THEN I realized something…
What they were doing was similar to a shop permanently banning any customer who came in without buying anything. That’s bad business. If they treated ALL their potential customers that way, they’ll quickly go bankrupt. It just didn’t make sense.
I realized they were LYING.
Now I was mad.
To be fair, their sales strategy was good. From the way they lured me in with the “win a free car” offer, to the small requests (foot-in-the-door), from establishing rapport (the lady’s initial friendliness), to the comprehensive explanation of their policies’ benefits and the yes-set close attempt, it was good.
But when they lied to me like that with the “false scarcity” sales technique (similar to “limited time only” sales and “last 10 in stock” announcements when they really had thousands), they went way too far. That friendly and flirty interaction with that saleslady earlier? I’ve confirmed that it was all just an act and it felt VERY insulting. There’s a reason why integrity is an ingredient of success.

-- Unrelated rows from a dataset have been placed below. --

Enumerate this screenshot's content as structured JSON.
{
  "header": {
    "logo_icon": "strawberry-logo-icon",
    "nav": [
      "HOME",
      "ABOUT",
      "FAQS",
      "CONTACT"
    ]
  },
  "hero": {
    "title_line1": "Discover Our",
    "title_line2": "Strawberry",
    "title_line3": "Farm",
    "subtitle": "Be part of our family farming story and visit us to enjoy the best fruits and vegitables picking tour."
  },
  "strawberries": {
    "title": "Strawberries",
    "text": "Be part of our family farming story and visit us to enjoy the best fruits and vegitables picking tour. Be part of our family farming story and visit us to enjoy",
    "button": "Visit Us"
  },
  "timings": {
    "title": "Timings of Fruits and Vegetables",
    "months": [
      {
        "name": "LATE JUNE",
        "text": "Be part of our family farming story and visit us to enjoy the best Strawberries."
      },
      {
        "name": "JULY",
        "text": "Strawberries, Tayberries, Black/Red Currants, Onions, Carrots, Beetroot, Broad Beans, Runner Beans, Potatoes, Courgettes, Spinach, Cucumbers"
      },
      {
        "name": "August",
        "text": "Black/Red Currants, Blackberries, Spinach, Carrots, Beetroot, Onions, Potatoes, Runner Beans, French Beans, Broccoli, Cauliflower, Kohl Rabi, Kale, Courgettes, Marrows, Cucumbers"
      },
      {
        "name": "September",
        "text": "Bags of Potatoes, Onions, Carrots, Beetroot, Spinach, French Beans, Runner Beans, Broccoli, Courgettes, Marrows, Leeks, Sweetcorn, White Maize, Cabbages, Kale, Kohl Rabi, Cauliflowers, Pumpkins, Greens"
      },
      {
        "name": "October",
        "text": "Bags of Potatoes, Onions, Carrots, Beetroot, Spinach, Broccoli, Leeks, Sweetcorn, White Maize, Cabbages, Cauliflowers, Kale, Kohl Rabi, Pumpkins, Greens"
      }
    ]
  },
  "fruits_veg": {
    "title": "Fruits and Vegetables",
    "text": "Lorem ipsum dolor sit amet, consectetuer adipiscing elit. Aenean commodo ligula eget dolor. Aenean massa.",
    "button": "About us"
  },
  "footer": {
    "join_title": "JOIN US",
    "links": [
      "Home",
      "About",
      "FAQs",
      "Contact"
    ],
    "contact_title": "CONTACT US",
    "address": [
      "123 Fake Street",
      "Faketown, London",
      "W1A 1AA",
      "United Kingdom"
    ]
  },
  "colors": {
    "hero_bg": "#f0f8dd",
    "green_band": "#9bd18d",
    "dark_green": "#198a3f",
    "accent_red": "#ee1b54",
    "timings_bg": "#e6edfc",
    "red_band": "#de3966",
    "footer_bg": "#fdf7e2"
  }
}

I wanted to leave, but it didn’t seem like they’d let me until they get my money.
I sat there quietly and looked around the room. I’ve been in some potentially dangerous situations before in the streets of Manila, and I was considering the worst possible scenario. The room was empty except for a few other employees. The old man’s “what if you accidentally break something in the mall” comment now sounded like a threat. Were they going to break something in the mall, blame it on me, and make me pay? Or will they do something worse while they had me cornered in that secluded office?
I won’t let that happen. Not without a fight.
A few moments passed and I believe the two salespeople in front of me sensed that I was uneasy. Since their sales strategy was going nowhere, they finally allowed me to leave.
I met the receptionist again at the lobby and she was still as jolly as when I met her earlier. She was oblivious to what happened inside. She then led me to a large touch-screen TV with the free car raffle. There was a number on top and a set of spinning numbers at the bottom. I had to match them all in order to win.
I knew it was bullshit so I simply pressed the buttons to get it over with. As if they’d give me the one-in-a-billion chance of winning, if there even is a chance. The numbers didn’t match of course, and they were finally done with me. I was finally able to leave.
It was already past 9pm at that point and the mall was already closing. I left the building and took the train home. I never got to attend the convention that day.